Surrounded by the sea and the mist, the visitor can explore apartments restored to their seventeenth-century splendour of wood-panelled rooms, vast marble fireplaces and elaborate tapestries. The royal rooms overlook courtyards where kitchens, servants quarters and dungeons are to be found below. A huge hall with recessed windows looking out to sea could so easily be the scene of Hamlet’s dramas. The art gallery and scars of ancient battles add to the atmosphere of a one-time city state. All is beautifully preserved and presented, and I could spend days here. John has to admit that he has also enjoyed seeing around it.
There is even a slightly grudging Hamlet exhibition. I’m surprised to learn that Hamlet is based on a legendary Prince of Denmark, called Amleth, who was likely a real person, although he predated the castle. The play’s plot and many of the main characters are woven loosely around the life of Amleth, which was recorded in texts available to Shakespeare. The playwright set his drama in Kronborg and had possibly visited the castle himself as a travelling player - or perhaps with his father, to trade. It seems certain that, at the very least, he worked in London with actors who had performed here.

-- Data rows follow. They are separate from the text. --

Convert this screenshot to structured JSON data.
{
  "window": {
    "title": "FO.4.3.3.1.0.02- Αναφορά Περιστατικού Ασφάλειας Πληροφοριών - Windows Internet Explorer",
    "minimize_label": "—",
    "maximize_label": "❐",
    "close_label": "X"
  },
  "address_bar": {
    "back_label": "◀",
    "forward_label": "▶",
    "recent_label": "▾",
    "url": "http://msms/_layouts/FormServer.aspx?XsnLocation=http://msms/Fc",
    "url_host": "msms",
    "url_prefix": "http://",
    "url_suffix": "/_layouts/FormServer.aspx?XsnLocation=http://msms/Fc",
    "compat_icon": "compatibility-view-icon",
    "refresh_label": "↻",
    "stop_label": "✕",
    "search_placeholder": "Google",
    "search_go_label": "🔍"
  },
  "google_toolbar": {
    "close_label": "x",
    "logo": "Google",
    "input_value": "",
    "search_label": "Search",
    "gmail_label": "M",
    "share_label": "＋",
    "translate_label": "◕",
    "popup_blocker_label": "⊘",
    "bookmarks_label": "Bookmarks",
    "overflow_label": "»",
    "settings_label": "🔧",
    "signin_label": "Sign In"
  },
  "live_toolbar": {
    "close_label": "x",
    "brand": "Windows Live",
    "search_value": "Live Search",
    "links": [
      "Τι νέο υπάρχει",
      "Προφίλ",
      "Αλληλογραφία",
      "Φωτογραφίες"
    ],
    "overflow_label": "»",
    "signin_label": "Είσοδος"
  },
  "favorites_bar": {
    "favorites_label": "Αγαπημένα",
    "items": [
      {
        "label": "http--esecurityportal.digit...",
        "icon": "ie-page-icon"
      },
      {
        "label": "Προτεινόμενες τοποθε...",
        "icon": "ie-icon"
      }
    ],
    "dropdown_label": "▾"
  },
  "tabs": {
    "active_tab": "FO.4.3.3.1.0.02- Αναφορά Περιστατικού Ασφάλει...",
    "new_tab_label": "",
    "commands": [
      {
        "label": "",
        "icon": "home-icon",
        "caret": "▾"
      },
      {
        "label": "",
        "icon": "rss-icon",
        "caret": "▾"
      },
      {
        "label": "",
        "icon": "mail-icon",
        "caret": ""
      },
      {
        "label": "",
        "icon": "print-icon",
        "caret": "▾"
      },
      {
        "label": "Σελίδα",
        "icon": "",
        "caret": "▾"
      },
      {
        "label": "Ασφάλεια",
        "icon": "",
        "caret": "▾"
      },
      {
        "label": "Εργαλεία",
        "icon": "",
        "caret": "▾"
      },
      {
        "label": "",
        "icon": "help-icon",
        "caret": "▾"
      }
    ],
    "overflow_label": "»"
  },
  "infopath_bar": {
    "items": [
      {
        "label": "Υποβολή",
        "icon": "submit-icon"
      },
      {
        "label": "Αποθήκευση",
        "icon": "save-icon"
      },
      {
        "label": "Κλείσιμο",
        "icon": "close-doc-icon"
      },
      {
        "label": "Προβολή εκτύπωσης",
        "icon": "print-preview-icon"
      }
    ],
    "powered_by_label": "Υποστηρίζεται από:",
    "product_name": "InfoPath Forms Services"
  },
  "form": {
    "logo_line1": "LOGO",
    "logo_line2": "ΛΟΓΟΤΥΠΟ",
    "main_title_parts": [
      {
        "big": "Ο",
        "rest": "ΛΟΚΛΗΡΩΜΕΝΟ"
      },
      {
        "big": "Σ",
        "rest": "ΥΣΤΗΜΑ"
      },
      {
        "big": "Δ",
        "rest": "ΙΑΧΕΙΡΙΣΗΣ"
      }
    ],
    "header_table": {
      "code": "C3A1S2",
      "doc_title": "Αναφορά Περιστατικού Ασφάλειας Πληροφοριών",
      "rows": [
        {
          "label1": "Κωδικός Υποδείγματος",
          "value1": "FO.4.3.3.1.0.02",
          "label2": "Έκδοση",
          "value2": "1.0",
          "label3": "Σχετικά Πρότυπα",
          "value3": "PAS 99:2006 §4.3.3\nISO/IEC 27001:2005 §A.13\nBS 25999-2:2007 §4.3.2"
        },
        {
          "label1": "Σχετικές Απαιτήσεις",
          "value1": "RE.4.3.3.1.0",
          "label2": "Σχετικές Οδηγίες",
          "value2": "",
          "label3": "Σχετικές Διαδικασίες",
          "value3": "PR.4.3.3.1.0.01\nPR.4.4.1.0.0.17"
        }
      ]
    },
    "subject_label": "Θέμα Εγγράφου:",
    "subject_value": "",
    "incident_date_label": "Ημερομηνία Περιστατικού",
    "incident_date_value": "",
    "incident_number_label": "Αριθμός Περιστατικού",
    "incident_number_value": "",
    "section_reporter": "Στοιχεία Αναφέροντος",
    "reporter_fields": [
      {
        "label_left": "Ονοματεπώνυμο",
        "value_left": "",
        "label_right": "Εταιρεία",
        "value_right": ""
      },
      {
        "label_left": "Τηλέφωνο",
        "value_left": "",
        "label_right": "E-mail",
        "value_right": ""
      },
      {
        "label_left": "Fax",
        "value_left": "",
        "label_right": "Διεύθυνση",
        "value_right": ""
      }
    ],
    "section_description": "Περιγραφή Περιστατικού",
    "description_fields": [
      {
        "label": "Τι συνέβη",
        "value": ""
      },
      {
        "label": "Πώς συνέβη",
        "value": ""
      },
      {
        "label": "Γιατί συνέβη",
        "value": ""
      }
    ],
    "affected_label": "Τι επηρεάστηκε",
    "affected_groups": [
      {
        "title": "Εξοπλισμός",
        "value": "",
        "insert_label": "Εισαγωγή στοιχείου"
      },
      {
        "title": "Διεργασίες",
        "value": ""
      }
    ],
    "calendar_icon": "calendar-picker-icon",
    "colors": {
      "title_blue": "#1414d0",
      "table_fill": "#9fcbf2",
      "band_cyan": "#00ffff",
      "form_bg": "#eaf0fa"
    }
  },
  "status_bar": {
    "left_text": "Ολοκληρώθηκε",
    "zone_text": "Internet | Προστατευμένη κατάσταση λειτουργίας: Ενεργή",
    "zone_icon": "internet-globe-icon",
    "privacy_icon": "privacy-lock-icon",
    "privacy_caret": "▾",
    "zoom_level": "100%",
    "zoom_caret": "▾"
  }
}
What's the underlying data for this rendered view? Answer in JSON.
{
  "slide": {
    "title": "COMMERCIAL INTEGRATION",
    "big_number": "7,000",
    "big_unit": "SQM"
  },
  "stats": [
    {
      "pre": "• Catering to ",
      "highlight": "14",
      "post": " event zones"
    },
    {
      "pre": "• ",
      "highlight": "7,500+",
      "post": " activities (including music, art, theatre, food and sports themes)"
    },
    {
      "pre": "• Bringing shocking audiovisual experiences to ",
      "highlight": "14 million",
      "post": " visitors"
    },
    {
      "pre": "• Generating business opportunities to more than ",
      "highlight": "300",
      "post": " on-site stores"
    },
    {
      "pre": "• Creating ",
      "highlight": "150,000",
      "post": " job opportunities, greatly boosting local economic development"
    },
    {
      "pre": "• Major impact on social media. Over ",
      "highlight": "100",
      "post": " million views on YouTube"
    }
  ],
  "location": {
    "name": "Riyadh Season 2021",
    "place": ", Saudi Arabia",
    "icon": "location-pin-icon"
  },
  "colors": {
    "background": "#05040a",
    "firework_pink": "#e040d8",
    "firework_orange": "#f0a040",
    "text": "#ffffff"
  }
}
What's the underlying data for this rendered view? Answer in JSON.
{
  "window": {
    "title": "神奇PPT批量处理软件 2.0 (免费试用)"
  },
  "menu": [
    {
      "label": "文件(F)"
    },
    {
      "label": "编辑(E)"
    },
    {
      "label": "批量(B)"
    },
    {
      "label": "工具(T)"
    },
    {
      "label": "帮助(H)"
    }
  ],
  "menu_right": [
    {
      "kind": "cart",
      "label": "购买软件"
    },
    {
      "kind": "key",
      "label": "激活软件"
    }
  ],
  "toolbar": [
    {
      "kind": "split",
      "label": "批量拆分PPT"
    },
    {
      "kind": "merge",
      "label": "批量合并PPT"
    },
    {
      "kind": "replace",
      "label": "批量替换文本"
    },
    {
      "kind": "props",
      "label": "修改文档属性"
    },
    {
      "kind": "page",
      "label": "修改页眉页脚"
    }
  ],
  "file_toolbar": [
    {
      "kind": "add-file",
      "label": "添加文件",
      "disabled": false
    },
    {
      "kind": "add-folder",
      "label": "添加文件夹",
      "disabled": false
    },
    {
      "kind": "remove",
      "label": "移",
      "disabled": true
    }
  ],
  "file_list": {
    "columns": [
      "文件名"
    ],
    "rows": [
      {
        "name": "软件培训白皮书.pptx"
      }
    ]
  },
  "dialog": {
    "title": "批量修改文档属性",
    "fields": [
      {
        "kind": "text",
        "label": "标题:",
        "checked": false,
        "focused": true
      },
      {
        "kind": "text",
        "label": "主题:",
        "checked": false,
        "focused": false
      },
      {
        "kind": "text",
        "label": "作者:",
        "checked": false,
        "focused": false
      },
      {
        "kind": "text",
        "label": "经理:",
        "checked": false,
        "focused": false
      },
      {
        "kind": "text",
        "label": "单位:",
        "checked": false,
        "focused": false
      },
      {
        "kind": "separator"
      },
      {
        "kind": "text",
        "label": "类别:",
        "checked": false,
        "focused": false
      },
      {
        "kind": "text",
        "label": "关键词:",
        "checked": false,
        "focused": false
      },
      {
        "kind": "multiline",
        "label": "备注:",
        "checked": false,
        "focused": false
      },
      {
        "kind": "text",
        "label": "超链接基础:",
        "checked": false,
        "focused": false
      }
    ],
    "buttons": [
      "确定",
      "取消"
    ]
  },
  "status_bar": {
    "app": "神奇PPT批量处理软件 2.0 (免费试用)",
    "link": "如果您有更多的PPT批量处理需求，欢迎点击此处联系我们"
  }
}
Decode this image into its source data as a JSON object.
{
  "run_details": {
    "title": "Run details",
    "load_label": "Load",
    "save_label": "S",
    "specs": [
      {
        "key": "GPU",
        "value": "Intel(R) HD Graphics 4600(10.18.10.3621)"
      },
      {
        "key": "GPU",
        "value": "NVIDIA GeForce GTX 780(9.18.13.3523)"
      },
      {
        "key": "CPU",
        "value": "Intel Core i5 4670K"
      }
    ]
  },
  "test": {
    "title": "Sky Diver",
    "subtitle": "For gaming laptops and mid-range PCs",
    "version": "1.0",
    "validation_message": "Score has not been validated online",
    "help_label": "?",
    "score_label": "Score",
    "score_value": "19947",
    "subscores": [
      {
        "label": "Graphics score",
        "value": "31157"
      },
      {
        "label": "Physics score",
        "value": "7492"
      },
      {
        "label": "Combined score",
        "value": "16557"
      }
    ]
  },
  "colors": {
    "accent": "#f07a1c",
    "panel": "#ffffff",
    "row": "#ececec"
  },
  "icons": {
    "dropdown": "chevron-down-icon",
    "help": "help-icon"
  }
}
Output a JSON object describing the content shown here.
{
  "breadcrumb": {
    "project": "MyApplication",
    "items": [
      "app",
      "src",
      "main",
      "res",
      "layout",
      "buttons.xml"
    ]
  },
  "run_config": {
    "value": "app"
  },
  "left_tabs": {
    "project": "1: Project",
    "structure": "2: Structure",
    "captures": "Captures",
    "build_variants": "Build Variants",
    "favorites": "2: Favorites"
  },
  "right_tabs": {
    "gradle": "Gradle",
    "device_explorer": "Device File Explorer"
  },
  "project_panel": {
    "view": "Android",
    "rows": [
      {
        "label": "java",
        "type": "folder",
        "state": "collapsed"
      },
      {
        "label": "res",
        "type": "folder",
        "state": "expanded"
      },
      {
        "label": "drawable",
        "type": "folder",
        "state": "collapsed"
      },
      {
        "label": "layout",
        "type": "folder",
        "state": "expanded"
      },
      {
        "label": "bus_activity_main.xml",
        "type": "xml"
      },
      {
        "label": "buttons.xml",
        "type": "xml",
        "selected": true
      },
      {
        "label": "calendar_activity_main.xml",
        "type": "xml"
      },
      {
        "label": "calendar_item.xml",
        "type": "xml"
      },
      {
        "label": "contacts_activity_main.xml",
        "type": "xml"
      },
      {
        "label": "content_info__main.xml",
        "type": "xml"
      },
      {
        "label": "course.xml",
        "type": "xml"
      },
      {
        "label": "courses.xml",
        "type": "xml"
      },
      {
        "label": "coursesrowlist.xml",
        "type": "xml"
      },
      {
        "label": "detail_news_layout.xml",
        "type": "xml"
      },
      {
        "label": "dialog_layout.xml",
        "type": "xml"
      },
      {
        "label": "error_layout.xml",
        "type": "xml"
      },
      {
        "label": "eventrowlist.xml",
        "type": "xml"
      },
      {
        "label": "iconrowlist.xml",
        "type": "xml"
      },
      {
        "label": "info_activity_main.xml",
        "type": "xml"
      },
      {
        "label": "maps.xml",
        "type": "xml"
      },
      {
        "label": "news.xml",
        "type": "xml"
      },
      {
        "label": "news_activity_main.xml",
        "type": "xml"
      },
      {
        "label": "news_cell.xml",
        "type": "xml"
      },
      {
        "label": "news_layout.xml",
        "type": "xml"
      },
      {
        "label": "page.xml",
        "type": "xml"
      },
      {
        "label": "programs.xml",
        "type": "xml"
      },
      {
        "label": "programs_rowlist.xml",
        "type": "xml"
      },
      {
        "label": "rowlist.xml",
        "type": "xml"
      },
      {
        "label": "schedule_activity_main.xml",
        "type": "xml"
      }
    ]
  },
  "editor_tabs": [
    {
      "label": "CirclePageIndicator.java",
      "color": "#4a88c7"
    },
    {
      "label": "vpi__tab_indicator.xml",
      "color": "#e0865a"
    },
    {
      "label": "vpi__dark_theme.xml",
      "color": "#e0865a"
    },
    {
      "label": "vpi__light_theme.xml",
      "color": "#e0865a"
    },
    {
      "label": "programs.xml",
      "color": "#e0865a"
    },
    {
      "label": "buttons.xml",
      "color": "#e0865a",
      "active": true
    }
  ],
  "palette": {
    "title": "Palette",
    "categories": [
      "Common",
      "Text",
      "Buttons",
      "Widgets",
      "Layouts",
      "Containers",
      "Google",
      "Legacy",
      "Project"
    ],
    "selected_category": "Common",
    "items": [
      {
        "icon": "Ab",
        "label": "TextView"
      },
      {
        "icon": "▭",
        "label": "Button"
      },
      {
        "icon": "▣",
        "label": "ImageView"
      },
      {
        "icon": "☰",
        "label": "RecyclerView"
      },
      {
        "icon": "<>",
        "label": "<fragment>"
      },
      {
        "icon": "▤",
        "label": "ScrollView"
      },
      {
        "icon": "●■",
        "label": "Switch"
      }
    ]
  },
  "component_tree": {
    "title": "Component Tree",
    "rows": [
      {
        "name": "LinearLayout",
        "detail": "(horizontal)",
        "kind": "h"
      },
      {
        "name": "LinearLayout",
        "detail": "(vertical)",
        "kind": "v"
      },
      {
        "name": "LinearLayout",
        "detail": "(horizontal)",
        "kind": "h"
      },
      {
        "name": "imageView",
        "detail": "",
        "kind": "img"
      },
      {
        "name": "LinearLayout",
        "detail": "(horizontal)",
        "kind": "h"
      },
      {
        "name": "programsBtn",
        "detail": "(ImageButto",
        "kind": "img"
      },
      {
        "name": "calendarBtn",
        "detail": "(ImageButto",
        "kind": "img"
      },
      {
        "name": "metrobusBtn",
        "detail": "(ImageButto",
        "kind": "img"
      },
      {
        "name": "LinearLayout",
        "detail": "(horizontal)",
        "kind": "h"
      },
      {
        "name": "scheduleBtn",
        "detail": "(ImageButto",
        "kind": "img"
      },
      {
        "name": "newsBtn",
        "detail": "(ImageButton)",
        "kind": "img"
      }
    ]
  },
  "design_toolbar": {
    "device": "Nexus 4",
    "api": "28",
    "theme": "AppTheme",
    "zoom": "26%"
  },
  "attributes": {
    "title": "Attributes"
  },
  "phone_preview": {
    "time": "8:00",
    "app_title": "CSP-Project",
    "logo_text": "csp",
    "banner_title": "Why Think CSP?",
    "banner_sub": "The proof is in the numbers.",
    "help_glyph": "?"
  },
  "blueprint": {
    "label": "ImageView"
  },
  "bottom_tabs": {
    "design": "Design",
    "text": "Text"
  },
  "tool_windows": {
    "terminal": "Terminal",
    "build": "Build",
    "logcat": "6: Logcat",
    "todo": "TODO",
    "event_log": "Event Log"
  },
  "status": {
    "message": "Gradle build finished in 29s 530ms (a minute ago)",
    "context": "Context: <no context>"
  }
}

Helsingør itself has many half-timbered houses in old, narrow streets and was clearly a major trading port providing support services to the castle in Kronborg’s heyday. Today it is bustling with Saturday-shopping families and a sprinkling of tourists. Before resuming the train journey, we eat a hearty lunch in a crowded restaurant of tiny tables; ham and potatoes served by glowing girls in traditional costumes with red skirts and white aprons.
Louisiana is Denmark’s national museum of modern art and is several train stops south in the village of Humlebaek on the Øresund’s western shore. We want to make this one further stop in Denmark, so reluctantly leave any further exploration of Helsingør.
The sun is going down as we arrive, and we hurry to see the sculpture garden that descends to the shore. The cold wind continues to blow and few other visitors venture outside, but we can still see across the Sound to Sweden through the Henry Moore pieces. Inside this vast purpose-built gallery, the wide range of paintings and sculptures are displayed in spacious galleries and corridors where the glass walls provide a backdrop of trees, water and sky. Visitors cram into the well-stocked shop to buy prints and souvenirs before leaving . Again we don’t have time to see everything we’d like to; the gallery will soon be shut. I still don’t know why it’s called Louisiana.
It’s dark by the time we get on the train to Copenhagen.
On this visit to Denmark’s capital we see only the gleaming halls
of the main station as we hurry through to find the train that will
take us back across the sea.
There’s one last change of train in Malmö and we arrive back in Lund in time for a late dinner at our hotel. Next time we’ll take this fascinating trip at a more leisurely pace.